Oh yeah, I saved the sieved tomato bits in my freezer bag of veggies to make vegetable stock. Hippiness level – expert.
The canned tomatoes themselves came out easy. (18 pints still did not use up 25 lbs of tomatoes. I crushed the rest of them for Tom to make Brunswick stew right away.) However I had a major mishap which I didn’t even realize was a mishap until after the fact.
The tomatoes required processing for so long that by the time they were done the water had boiled away to the point the jars were not completely submerged in water. This, as I understand it now, is a no-no because it can mean the food itself did not get hot enough to be safe. (Although botulism – the most dreaded canning bacteria – is not killed during water bath canning. It’s the high acidity in the foods that kill it.) (It’s actually the spore that causes the bacteria to create the toxin that is not killed. If you want to get specific.)
After reading some online, I found several recipes for tomatoes that specifically talk about adding more water to the canner as the processing continues. (You’d do this for anything where the water is evaporating. But tomatoes process for a real long time.) I’d suggest to Ball in their next version of the book to put this tip in their side bars or in the section prefacing canning tomatoes. It’s in their general canning notes but by this time I do not re-read the general prep section every single time.
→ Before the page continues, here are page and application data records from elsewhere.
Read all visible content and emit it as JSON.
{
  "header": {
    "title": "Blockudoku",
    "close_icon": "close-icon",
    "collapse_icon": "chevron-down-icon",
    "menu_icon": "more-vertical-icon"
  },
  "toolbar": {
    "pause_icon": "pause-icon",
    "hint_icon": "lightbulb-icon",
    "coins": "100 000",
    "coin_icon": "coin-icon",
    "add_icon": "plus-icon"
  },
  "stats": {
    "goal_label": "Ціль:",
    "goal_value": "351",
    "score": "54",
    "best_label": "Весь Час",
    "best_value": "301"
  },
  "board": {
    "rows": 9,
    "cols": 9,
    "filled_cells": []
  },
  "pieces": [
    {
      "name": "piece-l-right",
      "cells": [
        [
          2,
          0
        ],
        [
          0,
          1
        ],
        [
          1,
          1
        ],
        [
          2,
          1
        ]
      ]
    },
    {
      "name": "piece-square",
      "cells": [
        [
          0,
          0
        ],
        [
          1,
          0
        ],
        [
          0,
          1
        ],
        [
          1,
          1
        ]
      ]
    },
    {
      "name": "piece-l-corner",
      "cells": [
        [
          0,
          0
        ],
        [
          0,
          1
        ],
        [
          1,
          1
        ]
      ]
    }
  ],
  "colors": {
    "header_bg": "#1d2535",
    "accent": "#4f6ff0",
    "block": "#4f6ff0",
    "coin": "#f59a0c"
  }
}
Here’s the thing I love about canning – it’s science and art all wrap up in one! Which is to say, you have to be very precise and sanitary to correctly make good canned product. But on the other hand, if the canning doesn’t go exactly as planned you can always refrigerate, freeze, or re-process for canning your food. A canning recipe isn’t some ancient secret- it’s just science added to your regularly-scheduled yumminess.
But here I am. Weeks out from making these raw-packed tomatoes. And I just learned I might not have processed them correctly. What do I do? Do I throw them out? Do I assume they are good so far because there are so signs of spoilage and throw them in the freezer? Or do I consult my friendly, local food-safety expert who’s all, “They’re fine. Make pasta. THEY’RE FINE. YOU DON’T HAVE BOTULISM.”
(Did you know Tom’s experience in warehousing is with food? Did I ever mention that? He has a half dozen certificates from OSHA and USDA and stuff. Printed with a LASER PRINTER. No cheap ink-jet recopies here!)
So I made pasta. And we ate the tomatoes. And it’s over 24 hour later. (Most botulism symptoms occur within 6-36 hours.) Is it getting lopsided in here? I can’t tell…
In all seriousness, after much research and discussion, we decided the tomatoes will be fine unless they show obvious signs of spoilage. It was a big wake-up call to me to watch and wonder about the canning process in general. Until I gather the courage to foray into pressure-canning, tomatoes are the scariest produce I plan to can.
Cue “Jaws” music.